Prompt
Word for word, retype every line of the data.

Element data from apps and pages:
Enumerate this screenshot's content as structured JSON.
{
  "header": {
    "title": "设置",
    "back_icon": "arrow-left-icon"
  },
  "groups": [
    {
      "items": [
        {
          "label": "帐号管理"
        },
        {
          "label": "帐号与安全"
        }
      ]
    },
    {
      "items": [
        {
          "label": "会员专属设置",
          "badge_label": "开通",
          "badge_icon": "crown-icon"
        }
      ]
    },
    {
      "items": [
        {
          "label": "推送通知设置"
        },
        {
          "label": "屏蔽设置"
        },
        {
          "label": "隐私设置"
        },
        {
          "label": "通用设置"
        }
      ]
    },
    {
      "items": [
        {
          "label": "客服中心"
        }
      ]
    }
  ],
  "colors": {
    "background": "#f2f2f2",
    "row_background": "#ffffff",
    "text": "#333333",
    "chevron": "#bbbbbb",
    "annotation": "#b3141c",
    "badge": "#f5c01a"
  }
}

Response to this task
Enumerate this screenshot's content as structured JSON.
{
  "header": {
    "title": "设置",
    "back_icon": "arrow-left-icon"
  },
  "groups": [
    {
      "items": [
        {
          "label": "帐号管理"
        },
        {
          "label": "帐号与安全"
        }
      ]
    },
    {
      "items": [
        {
          "label": "会员专属设置",
          "badge_label": "开通",
          "badge_icon": "crown-icon"
        }
      ]
    },
    {
      "items": [
        {
          "label": "推送通知设置"
        },
        {
          "label": "屏蔽设置"
        },
        {
          "label": "隐私设置"
        },
        {
          "label": "通用设置"
        }
      ]
    },
    {
      "items": [
        {
          "label": "客服中心"
        }
      ]
    }
  ],
  "colors": {
    "background": "#f2f2f2",
    "row_background": "#ffffff",
    "text": "#333333",
    "chevron": "#bbbbbb",
    "annotation": "#b3141c",
    "badge": "#f5c01a"
  }
}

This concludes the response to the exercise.